Humanity stands at a crossroads today. The scope of challenges that we all face unambiguously demand our joint efforts. While we still share many interests, we also face similar challenges to the security. My country has long been a target of radical Islamists. We are as vulnerable in the digital environment as our neighbors. Influx of refugees and migrants is everyday experience for Russia, although now with less intensity than in Western Europe. Finally, Russia is losing from the ongoing and frozen conflicts in the neighboring regions. This is to name but a few. The world has become neither "Western-centric", nor a more stable place. Unfortunately Europe is not a safe haven anymore either. Russia is self-sufficient, but we are a Eurasian state, naturally interested in a well-being of our common continent. The history reminds us that Europe was stable only at times when it was working hand-in-hand with Russia to achieve prosperity for our peoples. Is there a way out? Yes.
At this stage, our common task is not to complicate things further, but try to jointly evaluate real threats to our security, without attempting to impose our will and values on one another. Needless to say, that bellicose rhetoric and endless accusations must be dropped. This might help to rebuild trust. We should also step up dialogue to seek ways to restore and expand cultural, scientific and economic cooperation on a new realistic basis in Europe. But I'm confident that dialogue for the sake of demonstrating the visibility of negotiations is hardly what we need.

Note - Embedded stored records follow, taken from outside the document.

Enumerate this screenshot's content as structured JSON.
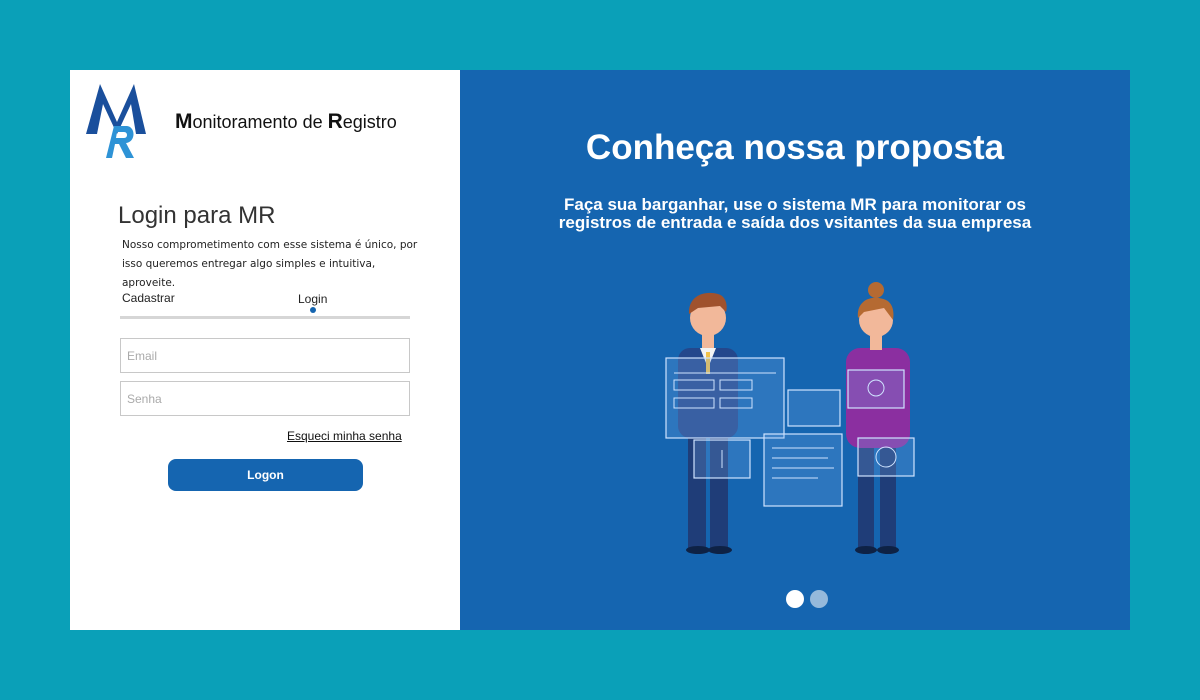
{
  "brand": {
    "name_M": "M",
    "name_rest1": "onitoramento de ",
    "name_R": "R",
    "name_rest2": "egistro",
    "logo_letters": "MR"
  },
  "login": {
    "title": "Login para MR",
    "intro": "Nosso comprometimento com esse sistema é único, por isso queremos entregar algo simples e intuitiva, aproveite.",
    "tabs": [
      "Cadastrar",
      "Login"
    ],
    "active_tab": "Login",
    "email_placeholder": "Email",
    "password_placeholder": "Senha",
    "forgot_label": "Esqueci minha senha",
    "submit_label": "Logon"
  },
  "promo": {
    "headline": "Conheça nossa proposta",
    "subtitle": "Faça sua barganhar, use o sistema MR para monitorar os registros de entrada e saída dos vsitantes da sua empresa",
    "carousel_pages": 2,
    "carousel_active": 1
  },
  "colors": {
    "page_bg": "#0aa0b8",
    "accent": "#1565b0",
    "panel_bg": "#ffffff"
  }
}
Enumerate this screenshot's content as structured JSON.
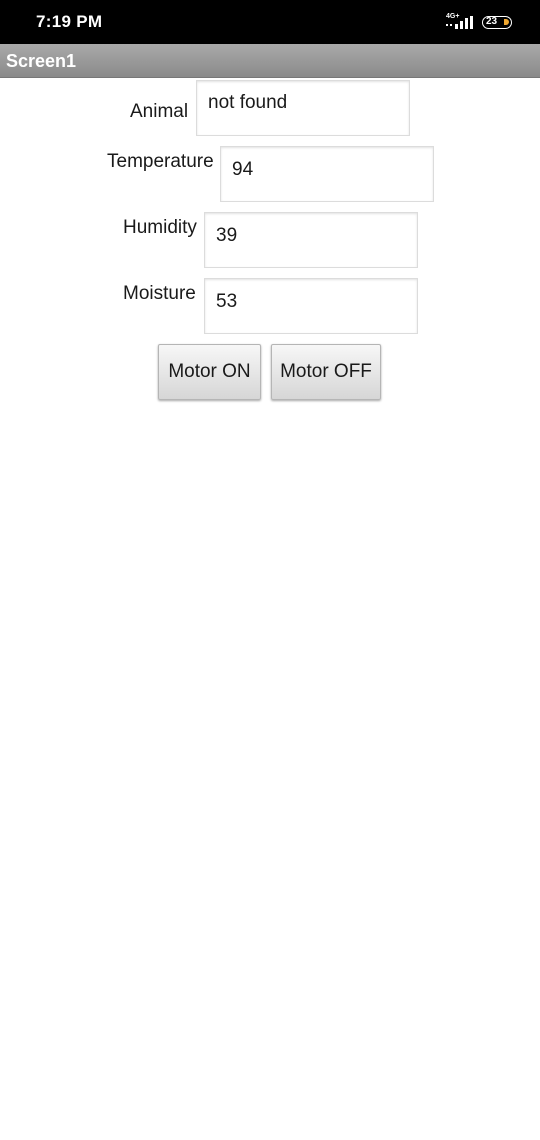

It is vital to start a strategic dialogue on the future of the European security, understood in a broadest sense. The current system seems to reproduce confrontation. A broader dialogue is urgently needed between the Eurasian Economic Union and the EU paving way to a comprehensive trade and economic partnership in Eurasia. We continue to believe that the best way to ensure the interests of the peoples living in Europe is to form a common economic and humanitarian space from the Atlantic to the Pacific, so that the Eurasian Economic
Union could be an integrating link between Europe and Asia Pacific. Without deriving a balanced compatibility formula of the integration processes in Europe any solution of tile Ukrainian crisis will inevitably lack stability in the long run.
The list of common topics for engagement should grow, as well as the depth of their elaboration. The overall objective is to make a wide engagement, where the cooperation on a narrow list of issues will become a self-sustaining system. No doubt that such strategic dialogue will be extremely difficult in the current conditions. The key word here is honesty. An honest dialogue in an honest attempt to clarify derelictions made with an honest intention to move forward without conditions. Do we all have a political will for that? Russia does.